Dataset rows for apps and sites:
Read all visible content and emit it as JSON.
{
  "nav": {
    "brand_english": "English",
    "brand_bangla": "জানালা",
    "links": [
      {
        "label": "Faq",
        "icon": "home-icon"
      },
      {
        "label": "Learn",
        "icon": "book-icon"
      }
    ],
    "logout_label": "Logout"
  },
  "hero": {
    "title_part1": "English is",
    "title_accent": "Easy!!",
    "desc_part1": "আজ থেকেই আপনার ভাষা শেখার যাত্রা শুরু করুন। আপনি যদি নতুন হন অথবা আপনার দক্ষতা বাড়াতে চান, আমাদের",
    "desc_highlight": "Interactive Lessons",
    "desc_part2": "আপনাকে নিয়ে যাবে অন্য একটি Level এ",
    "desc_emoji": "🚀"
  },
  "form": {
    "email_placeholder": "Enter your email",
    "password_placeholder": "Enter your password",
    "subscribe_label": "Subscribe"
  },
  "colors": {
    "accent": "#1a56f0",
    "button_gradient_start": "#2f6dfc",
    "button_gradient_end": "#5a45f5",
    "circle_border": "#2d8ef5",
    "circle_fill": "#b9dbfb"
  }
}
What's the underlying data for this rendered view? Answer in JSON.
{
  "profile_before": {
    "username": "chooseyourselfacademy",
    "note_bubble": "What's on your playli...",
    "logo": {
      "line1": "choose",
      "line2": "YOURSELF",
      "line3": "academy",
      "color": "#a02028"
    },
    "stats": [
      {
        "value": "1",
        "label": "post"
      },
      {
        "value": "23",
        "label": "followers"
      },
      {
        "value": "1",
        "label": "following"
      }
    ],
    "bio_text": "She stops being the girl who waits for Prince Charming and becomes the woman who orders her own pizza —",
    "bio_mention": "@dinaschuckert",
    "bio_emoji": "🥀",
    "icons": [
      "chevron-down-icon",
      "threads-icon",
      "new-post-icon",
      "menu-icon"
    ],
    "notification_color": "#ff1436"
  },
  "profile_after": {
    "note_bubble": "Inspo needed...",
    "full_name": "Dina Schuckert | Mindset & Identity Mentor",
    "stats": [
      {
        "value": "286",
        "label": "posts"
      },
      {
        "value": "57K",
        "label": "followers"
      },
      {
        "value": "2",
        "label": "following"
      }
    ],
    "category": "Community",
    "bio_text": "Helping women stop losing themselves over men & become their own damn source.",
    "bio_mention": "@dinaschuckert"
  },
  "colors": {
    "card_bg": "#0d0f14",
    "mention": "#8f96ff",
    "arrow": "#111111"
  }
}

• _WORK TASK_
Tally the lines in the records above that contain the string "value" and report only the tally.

• _TASK ANSWER_
6